Read more from John B. Pinto.
The concept of homeostatic “set points” is well-understood in biology and medicine. A healthy 6-foot male patient of average build will settle in at about 180 pounds. A healthy ecological niche will reach a carrying capacity of just so many frogs or robins, and no more. Healthy cells will grow and divide to make a tissue; healthy cells don’t grow rampantly to form a cancer.
But what about a healthy practice? What should be the set point of a growing solo or group ophthalmology practice? Should your practice even have a defined set point, a growth boundary, at which it stops and reverts to homeostatic operation without growing further? Can a practice grow to unbridled, “cancerous” levels?
After nearly 4 decades of examining thousands of practices and their revenue growth curves, I’m struck by the fact that most practices don’t grow steadily. They more often reach periodic plateaus, rest at that level for longer or shorter periods of time, and then take off again to higher levels.
Examining the historic financials of these practices as a consultant is a little like a forester looking at the cross-section of a large tree. Adjacent rings on a tree stump show periods of fast and slow growth, periods of quiescence and even stunting. Some practitioners stay put once they reach a plateau, although few seem to do so any more consciously than a tree.
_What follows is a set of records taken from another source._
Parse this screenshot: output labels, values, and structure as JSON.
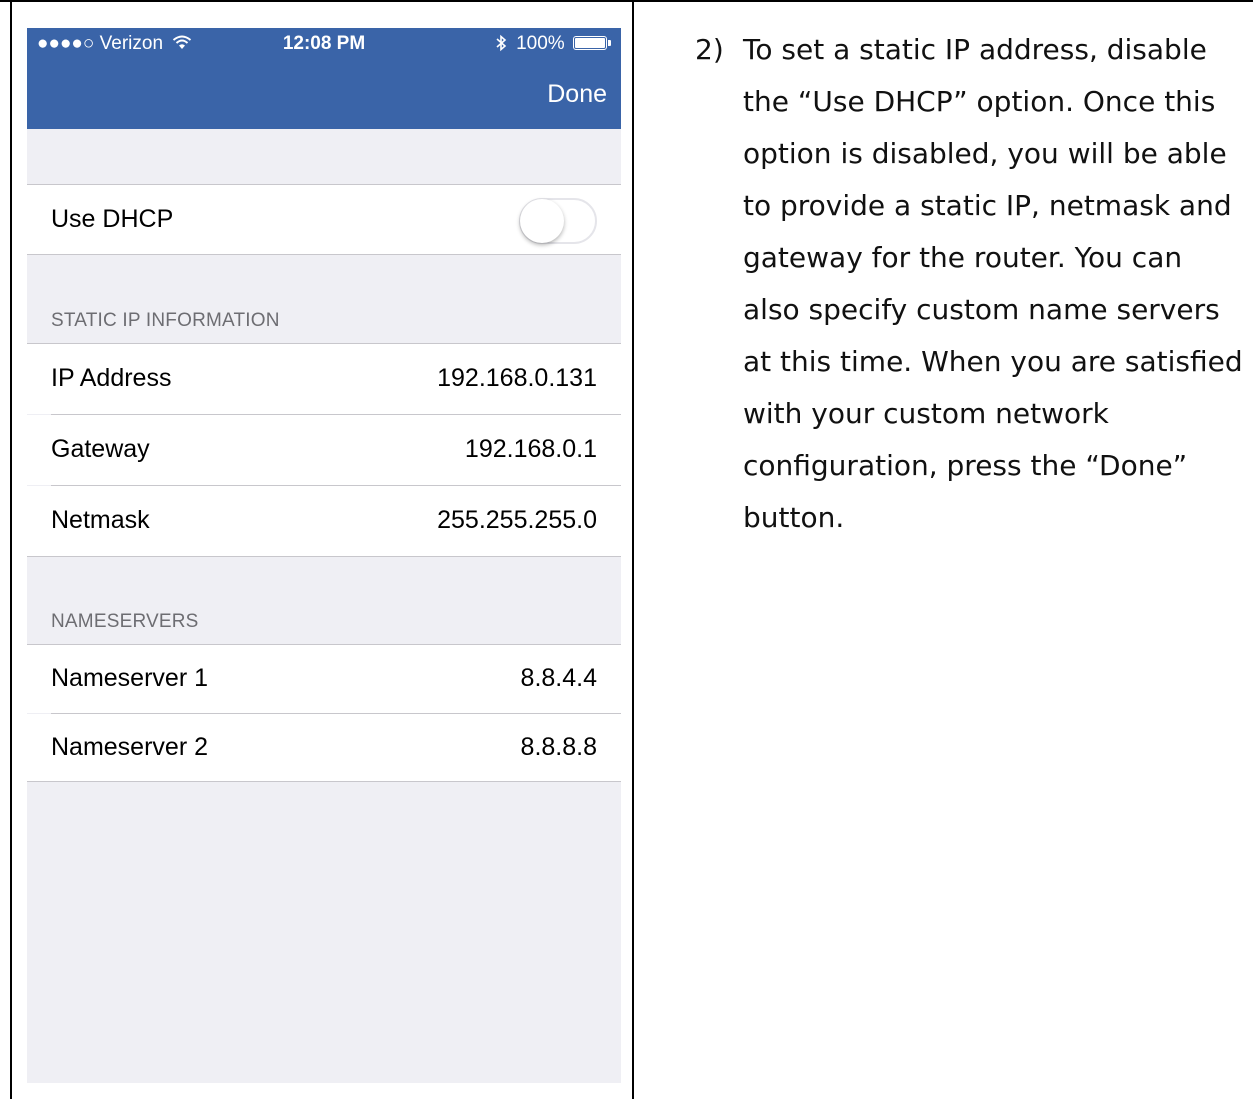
{
  "status_bar": {
    "carrier": "●●●●○ Verizon",
    "wifi_icon": "wifi-icon",
    "time": "12:08 PM",
    "bluetooth_icon": "bluetooth-icon",
    "battery": "100%"
  },
  "nav": {
    "done_label": "Done"
  },
  "dhcp": {
    "label": "Use DHCP",
    "enabled": false
  },
  "static_ip": {
    "header": "STATIC IP INFORMATION",
    "rows": [
      {
        "label": "IP Address",
        "value": "192.168.0.131"
      },
      {
        "label": "Gateway",
        "value": "192.168.0.1"
      },
      {
        "label": "Netmask",
        "value": "255.255.255.0"
      }
    ]
  },
  "nameservers": {
    "header": "NAMESERVERS",
    "rows": [
      {
        "label": "Nameserver 1",
        "value": "8.8.4.4"
      },
      {
        "label": "Nameserver 2",
        "value": "8.8.8.8"
      }
    ]
  },
  "instruction": {
    "number": "2)",
    "text": "To set a static IP address, disable the “Use DHCP” option. Once this option is disabled, you will be able to provide a static IP, netmask and gateway for the router. You can also specify custom name servers at this time. When you are satisfied with your custom network configuration, press the “Done” button."
  },
  "colors": {
    "nav_bg": "#3a64a8",
    "group_bg": "#efeff4",
    "separator": "#c8c7cc",
    "section_header": "#6d6d72"
  }
}
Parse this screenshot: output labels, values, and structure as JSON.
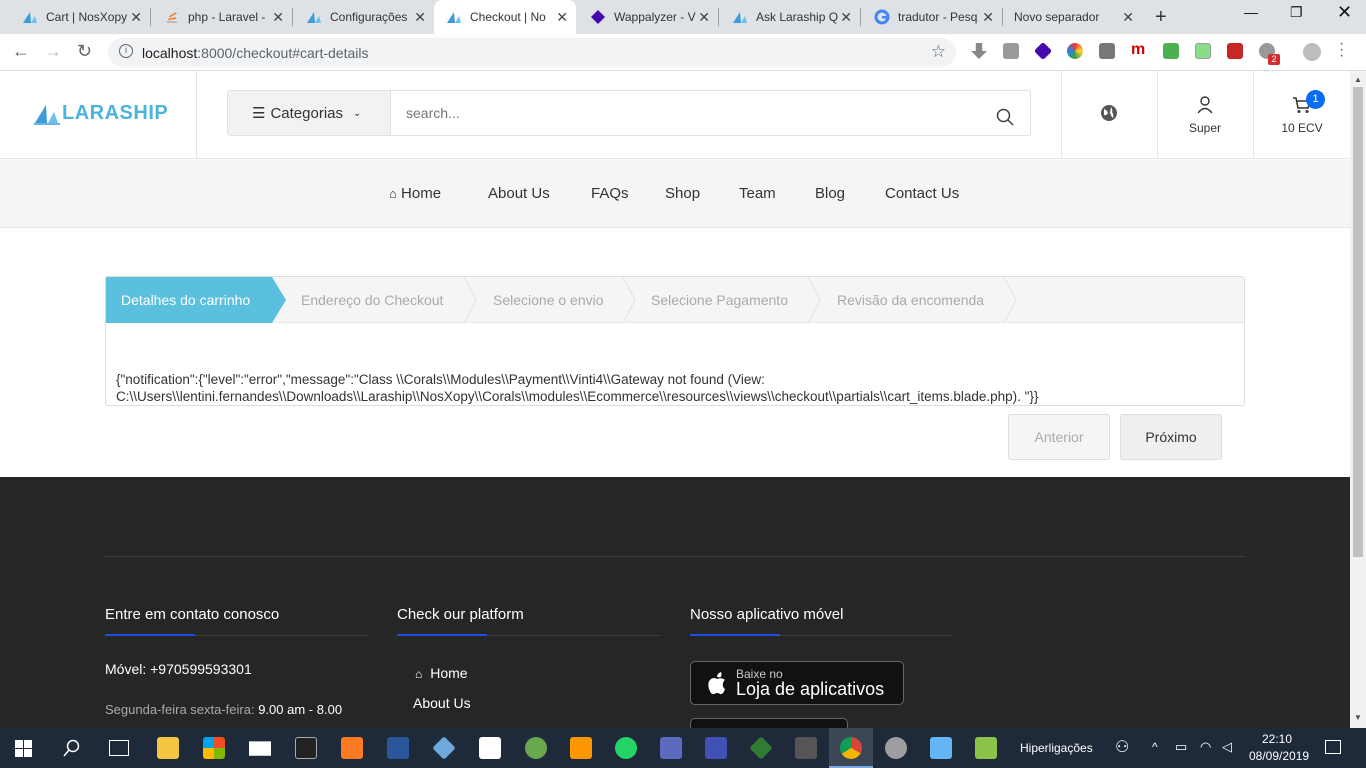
{
  "browser": {
    "tabs": [
      {
        "title": "Cart | NosXopy"
      },
      {
        "title": "php - Laravel - "
      },
      {
        "title": "Configurações"
      },
      {
        "title": "Checkout | No"
      },
      {
        "title": "Wappalyzer - V"
      },
      {
        "title": "Ask Laraship Q"
      },
      {
        "title": "tradutor - Pesq"
      },
      {
        "title": "Novo separador"
      }
    ],
    "url_host": "localhost",
    "url_rest": ":8000/checkout#cart-details",
    "ext_badge": "2"
  },
  "header": {
    "logo_text": "LARASHIP",
    "category_label": "Categorias",
    "search_placeholder": "search...",
    "user_label": "Super",
    "cart_label": "10 ECV",
    "cart_count": "1"
  },
  "nav": {
    "items": [
      "Home",
      "About Us",
      "FAQs",
      "Shop",
      "Team",
      "Blog",
      "Contact Us"
    ]
  },
  "wizard": {
    "steps": [
      "Detalhes do carrinho",
      "Endereço do Checkout",
      "Selecione o envio",
      "Selecione Pagamento",
      "Revisão da encomenda"
    ],
    "error_line1": "{\"notification\":{\"level\":\"error\",\"message\":\"Class \\\\Corals\\\\Modules\\\\Payment\\\\Vinti4\\\\Gateway not found (View:",
    "error_line2": "C:\\\\Users\\\\lentini.fernandes\\\\Downloads\\\\Laraship\\\\NosXopy\\\\Corals\\\\modules\\\\Ecommerce\\\\resources\\\\views\\\\checkout\\\\partials\\\\cart_items.blade.php). \"}}",
    "prev_label": "Anterior",
    "next_label": "Próximo"
  },
  "footer": {
    "col1_title": "Entre em contato conosco",
    "phone": "Móvel: +970599593301",
    "hours_label": "Segunda-feira sexta-feira:",
    "hours_value": "9.00 am - 8.00",
    "col2_title": "Check our platform",
    "links": [
      "Home",
      "About Us"
    ],
    "col3_title": "Nosso aplicativo móvel",
    "app_small": "Baixe no",
    "app_big": "Loja de aplicativos"
  },
  "taskbar": {
    "tray_label": "Hiperligações",
    "time": "22:10",
    "date": "08/09/2019"
  },
  "colors": {
    "accent": "#5bc0de",
    "footer_bg": "#262626",
    "badge": "#0b6bf3"
  }
}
Most eye surgeons want to keep pushing through successive cycles, growing to reach new and higher benchmarks. And of course, some practices remain stunted despite their owners’ best efforts.